OUR BIGGEST CONSTRAINT: HOW WE THINK
You buy the same equipment as your competitors. You hire from the same labor pool. The only difference is how you think. Unfortunately, you and your competitors also think the same way. So you are left to compete in a market where, from your customers’ perspective, you’re all the same. So they make decisions mostly based on price. Here are some of the common ways our thinking goes wrong and the negative effect this wrong thinking can have on your business.
We have worked with companies around the globe and the constraint is always the same. It’s how we think. In particular, it’s how the business owner or leader of the company thinks. Last time, in “Job Shop Scheduling: The Secret to Getting On Time & Reducing Lead Times“, we discussed the efficiency mind-set and how focusing on efficiency can lead you astray. I made the case that efficiency is NOT a precursor to improved performance, but a by-product. In this installment I want to discuss another type of wrong thinking – the allocation mind-set.
You buy the same equipment as your competitors. You hire from the same labor pool. The only difference is how you think. Unfortunately, you and your competitors also think the same way. So you are left to compete in a market where, from your customers’ perspective, you’re all the same. So they make decisions mostly based on price. Let me explain some of the common ways our thinking goes wrong and the negative effect this wrong thinking can have on your business.
The allocation mind-set is where we believe that in order to ensure we are going to make a profit, we have to allocate some portion of our overhead to “product cost”. The idea is that if every product we sell absorbs some of our costs, then we will know at what point we are making money and we can better ensure that we cover all our costs.
So when we calculate the “gross margin” (GM) of a product it looks something like this:
Selling price: $100
– COGS: – $60
Gross Margin: $40 (also called Gross Profit)
Where COGS (Cost of Goods Sold) typically include raw materials and the direct labor used to create the product or deliver the service. (Some companies may allocate more than direct labor, but this is the most common allocated cost.) But if you think about it, direct labor really is NOT a variable cost, unless you pay piece rate. And this is true for both manufacturers and service providers (again unless you pay piece rate, which is very rare). You are going to pay your employees this week whether you sell something or not.
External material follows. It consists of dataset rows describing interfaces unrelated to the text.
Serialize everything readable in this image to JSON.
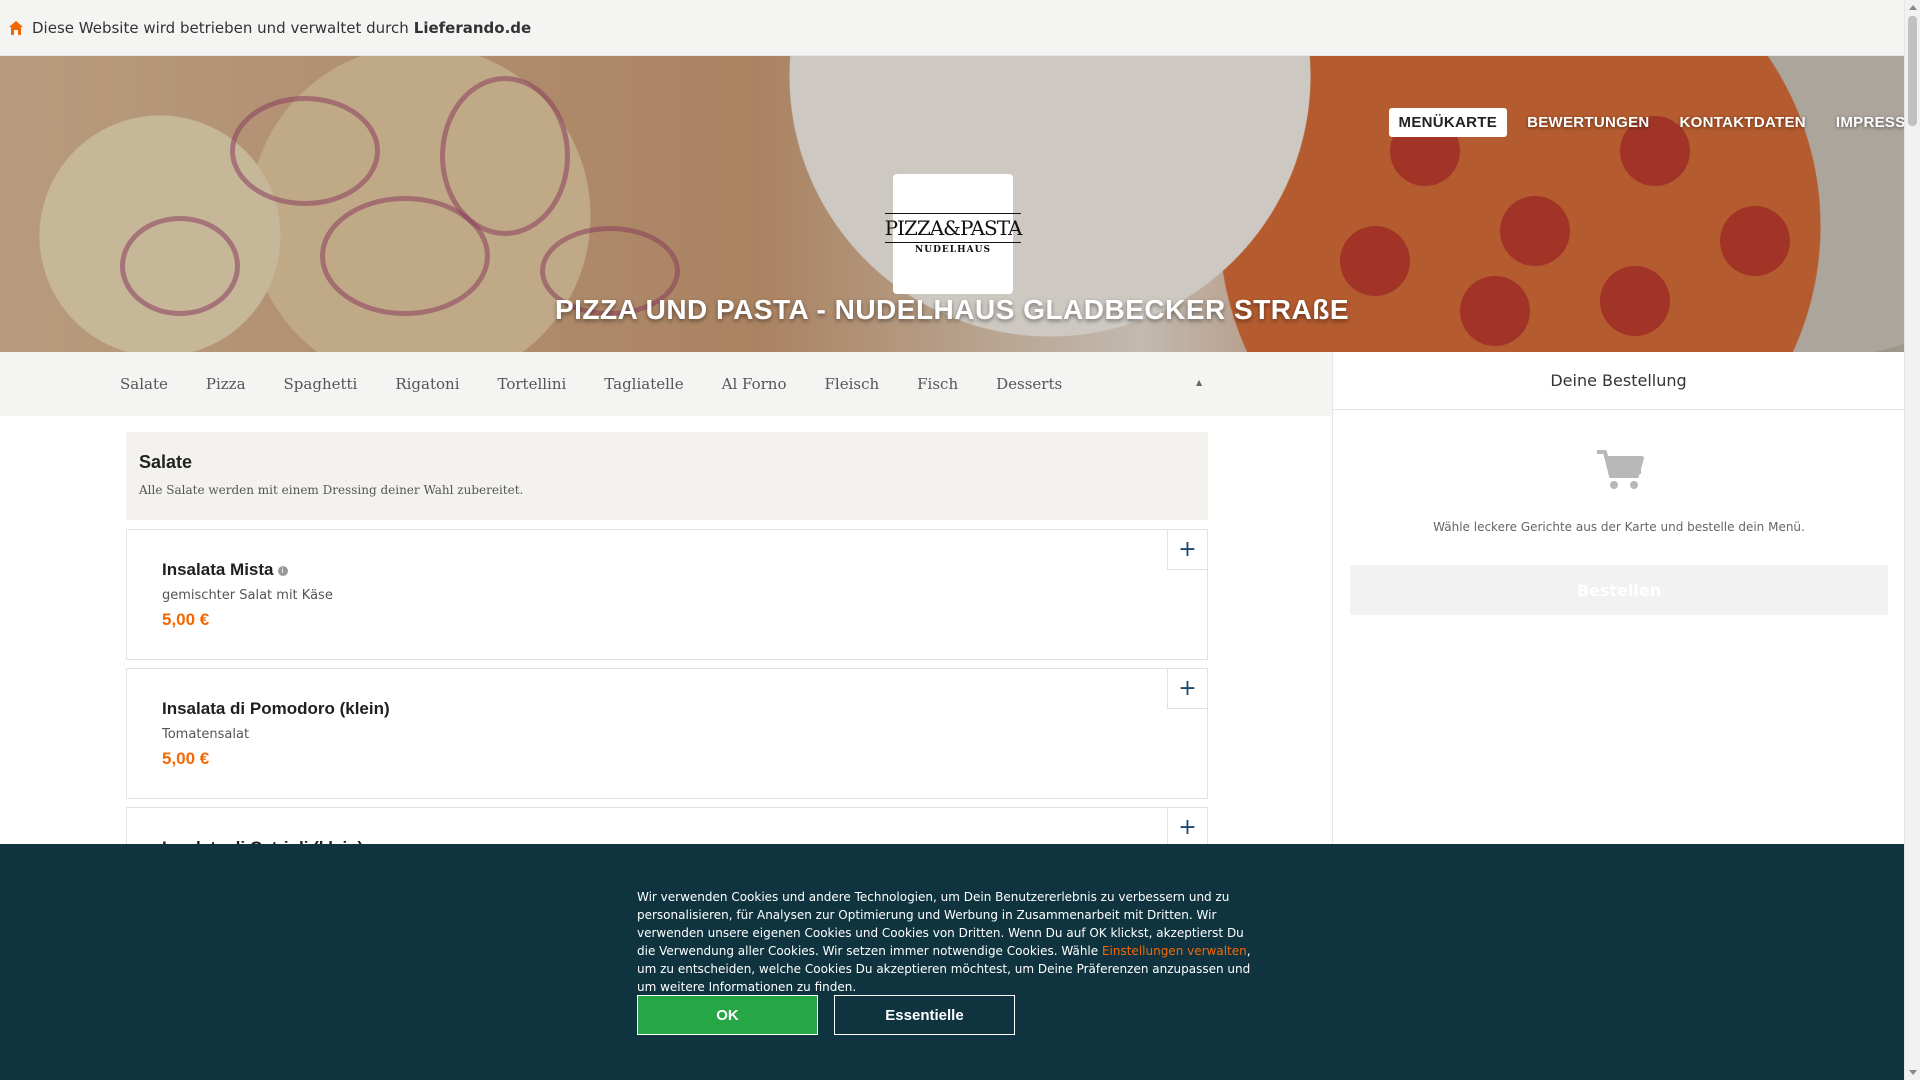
{
  "topbar": {
    "text": "Diese Website wird betrieben und verwaltet durch",
    "brand": "Lieferando.de",
    "icon": "home-icon",
    "icon_color": "#f36805"
  },
  "nav": {
    "items": [
      "MENÜKARTE",
      "BEWERTUNGEN",
      "KONTAKTDATEN",
      "IMPRESSUM"
    ],
    "active_index": 0
  },
  "logo": {
    "line1": "PIZZA&PASTA",
    "line2": "NUDELHAUS"
  },
  "restaurant_title": "PIZZA UND PASTA - NUDELHAUS GLADBECKER STRAßE",
  "categories": {
    "items": [
      "Salate",
      "Pizza",
      "Spaghetti",
      "Rigatoni",
      "Tortellini",
      "Tagliatelle",
      "Al Forno",
      "Fleisch",
      "Fisch",
      "Desserts"
    ],
    "more_icon": "more-icon"
  },
  "section": {
    "title": "Salate",
    "description": "Alle Salate werden mit einem Dressing deiner Wahl zubereitet."
  },
  "menu_items": [
    {
      "name": "Insalata Mista",
      "has_info": true,
      "description": "gemischter Salat mit Käse",
      "price": "5,00 €"
    },
    {
      "name": "Insalata di Pomodoro (klein)",
      "has_info": false,
      "description": "Tomatensalat",
      "price": "5,00 €"
    },
    {
      "name": "Insalata di Cetrioli (klein)",
      "has_info": false,
      "description": "",
      "price": ""
    }
  ],
  "add_label": "+",
  "info_glyph": "i",
  "basket": {
    "title": "Deine Bestellung",
    "empty_hint": "Wähle leckere Gerichte aus der Karte und bestelle dein Menü.",
    "order_button": "Bestellen",
    "icon": "cart-icon"
  },
  "cookie": {
    "text_before": "Wir verwenden Cookies und andere Technologien, um Dein Benutzererlebnis zu verbessern und zu personalisieren, für Analysen zur Optimierung und Werbung in Zusammenarbeit mit Dritten. Wir verwenden unsere eigenen Cookies und Cookies von Dritten. Wenn Du auf OK klickst, akzeptierst Du die Verwendung aller Cookies. Wir setzen immer notwendige Cookies. Wähle ",
    "link": "Einstellungen verwalten",
    "text_after": ", um zu entscheiden, welche Cookies Du akzeptieren möchtest, um Deine Präferenzen anzupassen und um weitere Informationen zu finden.",
    "ok_label": "OK",
    "essential_label": "Essentielle",
    "background": "#0f3440",
    "ok_color": "#26a644",
    "link_color": "#f36805"
  },
  "colors": {
    "price": "#f36805",
    "accent": "#1a4a73"
  }
}
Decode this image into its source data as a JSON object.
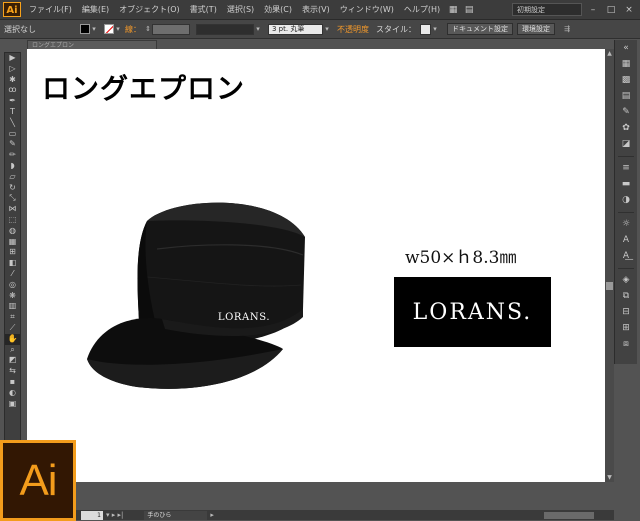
{
  "app": {
    "logo_text": "Ai",
    "accent_color": "#f39c1c"
  },
  "menubar": {
    "items": [
      "ファイル(F)",
      "編集(E)",
      "オブジェクト(O)",
      "書式(T)",
      "選択(S)",
      "効果(C)",
      "表示(V)",
      "ウィンドウ(W)",
      "ヘルプ(H)"
    ],
    "workspace": "初期設定",
    "window_controls": [
      "–",
      "□",
      "×"
    ]
  },
  "controlbar": {
    "selection": "選択なし",
    "stroke_label": "線：",
    "stroke_size": "3 pt. 丸筆",
    "opacity_label": "不透明度",
    "style_label": "スタイル：",
    "doc_setup": "ドキュメント設定",
    "prefs": "環境設定"
  },
  "document": {
    "tab_title": "ロングエプロン",
    "heading": "ロングエプロン",
    "cap_logo": "LORANS.",
    "dimensions": "w50×ｈ8.3㎜",
    "logo_box_text": "LORANS."
  },
  "statusbar": {
    "zoom": "1",
    "tool_name": "手のひら"
  },
  "colors": {
    "menubar": "#3c3c3c",
    "controlbar": "#464646",
    "canvas": "#ffffff",
    "logo_box": "#000000",
    "ai_logo_bg": "#321703"
  }
}
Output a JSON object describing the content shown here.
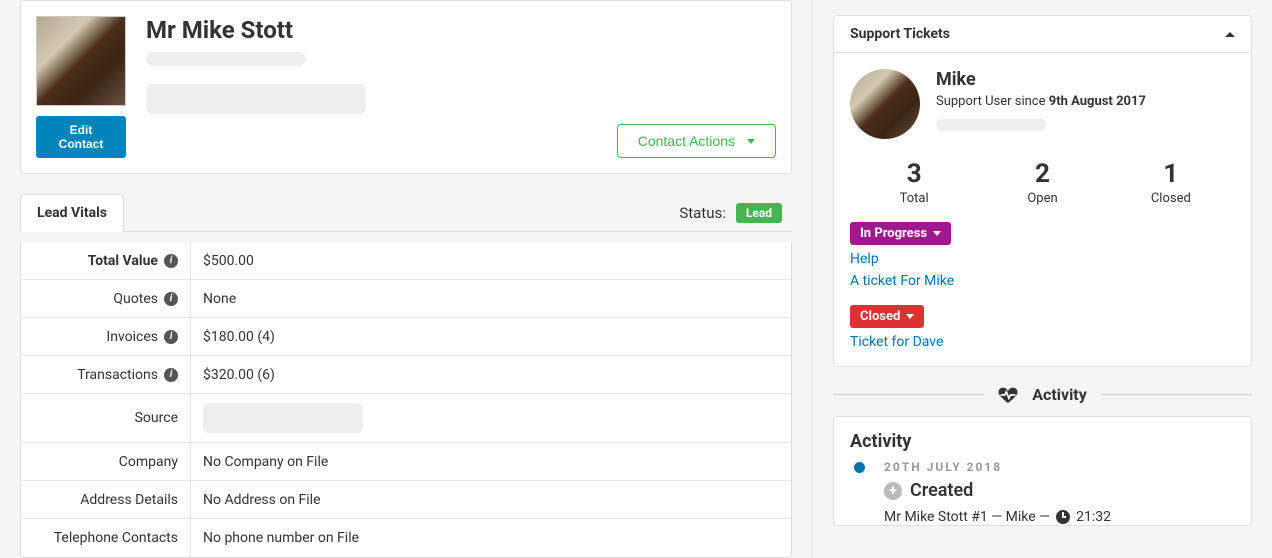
{
  "contact": {
    "name": "Mr Mike Stott",
    "edit_button": "Edit Contact",
    "actions_button": "Contact Actions"
  },
  "tabs": {
    "lead_vitals": "Lead Vitals",
    "status_label": "Status:",
    "status_badge": "Lead"
  },
  "vitals": {
    "total_value": {
      "label": "Total Value",
      "value": "$500.00"
    },
    "quotes": {
      "label": "Quotes",
      "value": "None"
    },
    "invoices": {
      "label": "Invoices",
      "value": "$180.00 (4)"
    },
    "transactions": {
      "label": "Transactions",
      "value": "$320.00 (6)"
    },
    "source": {
      "label": "Source"
    },
    "company": {
      "label": "Company",
      "value": "No Company on File"
    },
    "address": {
      "label": "Address Details",
      "value": "No Address on File"
    },
    "telephone": {
      "label": "Telephone Contacts",
      "value": "No phone number on File"
    }
  },
  "support": {
    "header": "Support Tickets",
    "user_name": "Mike",
    "since_prefix": "Support User since ",
    "since_date": "9th August 2017",
    "stats": {
      "total": {
        "num": "3",
        "label": "Total"
      },
      "open": {
        "num": "2",
        "label": "Open"
      },
      "closed": {
        "num": "1",
        "label": "Closed"
      }
    },
    "in_progress_badge": "In Progress",
    "in_progress_tickets": [
      "Help",
      "A ticket For Mike"
    ],
    "closed_badge": "Closed",
    "closed_tickets": [
      "Ticket for Dave"
    ]
  },
  "activity_divider": "Activity",
  "activity": {
    "title": "Activity",
    "date": "20TH JULY 2018",
    "created_label": "Created",
    "line_prefix": "Mr Mike Stott #1 — Mike — ",
    "line_time": "21:32"
  }
}
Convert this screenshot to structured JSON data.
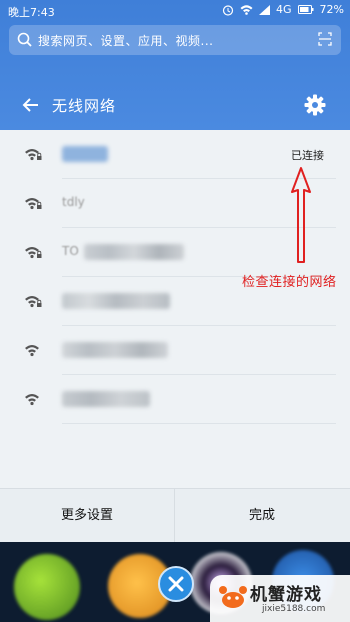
{
  "status_bar": {
    "time": "晚上7:43",
    "network": "4G",
    "battery": "72%"
  },
  "search": {
    "placeholder": "搜索网页、设置、应用、视频..."
  },
  "header": {
    "title": "无线网络"
  },
  "networks": [
    {
      "name": "",
      "status": "已连接",
      "secured": true
    },
    {
      "name": "tdly",
      "status": "",
      "secured": true
    },
    {
      "name": "TO",
      "status": "",
      "secured": true
    },
    {
      "name": "",
      "status": "",
      "secured": true
    },
    {
      "name": "",
      "status": "",
      "secured": false
    },
    {
      "name": "",
      "status": "",
      "secured": false
    }
  ],
  "footer": {
    "more_settings": "更多设置",
    "done": "完成"
  },
  "annotation": {
    "text": "检查连接的网络",
    "color": "#e02020"
  },
  "watermark": {
    "brand": "机蟹游戏",
    "url": "jixie5188.com"
  },
  "colors": {
    "header_blue": "#4b8ae0",
    "panel_bg": "#eef2f5",
    "accent_blue": "#2a8de0"
  }
}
It is this allocation of direct labor to COGS that is what I’m referring to as the “allocation mind-set”. The amount of direct labor allocated to a product/service is usually based on annual volume assumptions and the estimated time a particular job will take. This means that the allocation of direct labor costs to a job or opportunity influences your decisions:
· Which jobs/projects you take.
· Which markets you go after.
· Which customers get preferential treatment.
· How much you charge.
So far, you’re probably thinking – yeah, that’s what we do, what’s the problem? The problem is that the allocations you do are based on a volume assumption and time estimates. Both of which we know one thing for sure about: they are wrong. The question is by how much and in which direction.
Not only will the amount you allocate be wrong, more importantly, it can lead you astray. The best way for me to demonstrate that is with an example.
Pages: 1 2
About the Author: Dr. Lisa Lang is considered the foremost expert in the world on applying Theory of Constraints to marketing. She is the president of the Science of Business (Green Valley, AZ), a consulting firm specializing in helping companies to achieve bottom line results. Contact her at DrLisa@ScienceofBusiness.com, www.scienceofbusiness.com.